SOURCE MATERIAL below:
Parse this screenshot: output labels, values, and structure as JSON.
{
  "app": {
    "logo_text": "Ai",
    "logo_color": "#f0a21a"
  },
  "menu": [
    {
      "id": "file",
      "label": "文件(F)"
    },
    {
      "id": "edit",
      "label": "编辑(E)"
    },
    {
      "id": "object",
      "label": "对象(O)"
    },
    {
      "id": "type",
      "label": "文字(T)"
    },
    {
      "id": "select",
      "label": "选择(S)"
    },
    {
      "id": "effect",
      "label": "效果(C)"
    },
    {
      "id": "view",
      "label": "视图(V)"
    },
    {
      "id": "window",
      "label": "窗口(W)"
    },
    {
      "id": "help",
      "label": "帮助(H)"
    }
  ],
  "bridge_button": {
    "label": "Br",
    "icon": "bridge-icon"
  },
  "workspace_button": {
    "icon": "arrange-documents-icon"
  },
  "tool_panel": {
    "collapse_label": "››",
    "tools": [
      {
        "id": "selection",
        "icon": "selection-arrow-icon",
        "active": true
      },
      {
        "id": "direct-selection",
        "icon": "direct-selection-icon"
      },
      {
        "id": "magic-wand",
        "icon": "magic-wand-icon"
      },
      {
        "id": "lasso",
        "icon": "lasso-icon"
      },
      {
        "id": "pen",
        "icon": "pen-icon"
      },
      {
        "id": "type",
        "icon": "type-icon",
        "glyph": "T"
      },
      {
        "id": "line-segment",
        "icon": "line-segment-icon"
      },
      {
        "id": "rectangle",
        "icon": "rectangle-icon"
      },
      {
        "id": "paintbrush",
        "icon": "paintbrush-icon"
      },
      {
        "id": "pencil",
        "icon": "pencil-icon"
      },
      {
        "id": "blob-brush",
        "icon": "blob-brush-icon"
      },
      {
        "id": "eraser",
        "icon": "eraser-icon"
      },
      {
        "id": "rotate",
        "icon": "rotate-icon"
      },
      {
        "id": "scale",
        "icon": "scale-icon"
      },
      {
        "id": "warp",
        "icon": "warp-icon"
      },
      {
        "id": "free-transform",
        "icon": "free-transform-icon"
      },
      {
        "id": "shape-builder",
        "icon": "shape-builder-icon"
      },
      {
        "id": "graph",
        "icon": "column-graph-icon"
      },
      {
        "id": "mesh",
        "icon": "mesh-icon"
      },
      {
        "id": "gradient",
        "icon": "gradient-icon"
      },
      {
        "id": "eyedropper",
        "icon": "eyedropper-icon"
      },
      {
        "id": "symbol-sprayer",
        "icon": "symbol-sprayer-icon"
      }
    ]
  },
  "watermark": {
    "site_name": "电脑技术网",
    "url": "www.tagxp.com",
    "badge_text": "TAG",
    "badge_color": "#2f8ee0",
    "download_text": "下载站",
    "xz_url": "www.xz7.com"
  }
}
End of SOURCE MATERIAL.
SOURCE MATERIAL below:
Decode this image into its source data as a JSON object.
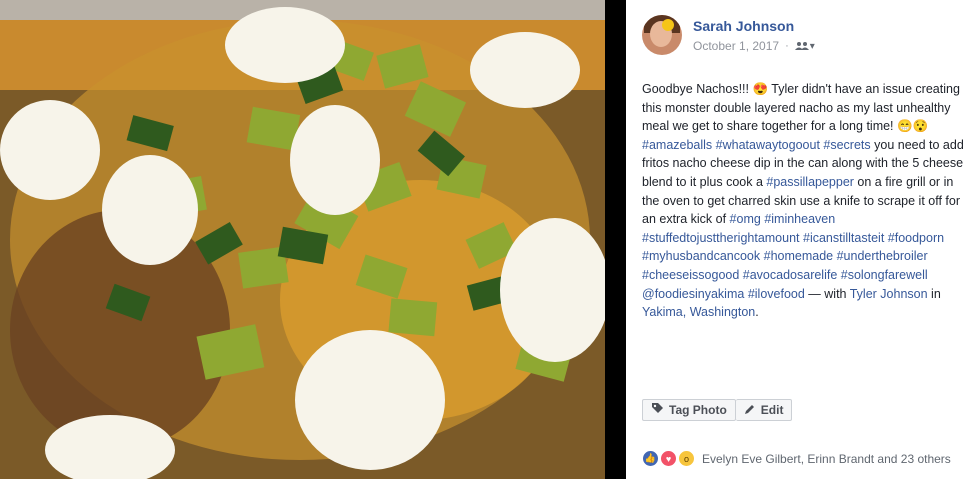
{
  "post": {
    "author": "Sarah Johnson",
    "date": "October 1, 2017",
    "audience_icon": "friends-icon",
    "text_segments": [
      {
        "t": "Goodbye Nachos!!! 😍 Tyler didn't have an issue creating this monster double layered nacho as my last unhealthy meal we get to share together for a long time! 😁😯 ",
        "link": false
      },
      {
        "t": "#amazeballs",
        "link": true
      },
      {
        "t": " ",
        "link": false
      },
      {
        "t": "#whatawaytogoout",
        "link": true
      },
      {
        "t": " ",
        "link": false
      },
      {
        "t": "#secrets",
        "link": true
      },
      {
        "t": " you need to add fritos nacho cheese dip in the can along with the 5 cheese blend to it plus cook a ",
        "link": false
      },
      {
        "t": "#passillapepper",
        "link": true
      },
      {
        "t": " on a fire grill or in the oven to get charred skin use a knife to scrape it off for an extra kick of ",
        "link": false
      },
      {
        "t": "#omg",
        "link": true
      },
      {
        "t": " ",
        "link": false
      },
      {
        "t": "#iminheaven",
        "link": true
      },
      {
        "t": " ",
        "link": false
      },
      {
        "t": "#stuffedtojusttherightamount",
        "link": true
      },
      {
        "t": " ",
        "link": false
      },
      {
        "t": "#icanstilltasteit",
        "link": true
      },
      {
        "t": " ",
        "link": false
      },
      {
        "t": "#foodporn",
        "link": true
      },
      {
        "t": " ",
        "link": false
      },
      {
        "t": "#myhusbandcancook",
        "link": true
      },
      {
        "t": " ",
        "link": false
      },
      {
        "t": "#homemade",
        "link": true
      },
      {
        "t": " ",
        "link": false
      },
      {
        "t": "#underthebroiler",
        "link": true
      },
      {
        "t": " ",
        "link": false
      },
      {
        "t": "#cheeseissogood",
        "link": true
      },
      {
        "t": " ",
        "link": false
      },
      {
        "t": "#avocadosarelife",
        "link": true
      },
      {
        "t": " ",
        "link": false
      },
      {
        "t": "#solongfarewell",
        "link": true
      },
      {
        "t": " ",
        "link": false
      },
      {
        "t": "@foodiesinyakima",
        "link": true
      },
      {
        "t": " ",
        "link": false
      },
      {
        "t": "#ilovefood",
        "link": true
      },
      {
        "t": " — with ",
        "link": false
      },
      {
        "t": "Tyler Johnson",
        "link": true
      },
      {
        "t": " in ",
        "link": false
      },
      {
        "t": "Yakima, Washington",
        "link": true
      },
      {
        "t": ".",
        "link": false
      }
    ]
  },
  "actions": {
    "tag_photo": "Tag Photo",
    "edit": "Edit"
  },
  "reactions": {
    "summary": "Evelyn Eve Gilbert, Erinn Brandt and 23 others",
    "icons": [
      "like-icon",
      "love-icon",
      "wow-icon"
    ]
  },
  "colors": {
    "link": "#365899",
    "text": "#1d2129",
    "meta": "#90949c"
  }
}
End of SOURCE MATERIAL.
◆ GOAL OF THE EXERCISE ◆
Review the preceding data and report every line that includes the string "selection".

◆ YOUR RESPONSE ◆
        "id": "selection",
        "icon": "selection-arrow-icon",
        "id": "direct-selection",
        "icon": "direct-selection-icon"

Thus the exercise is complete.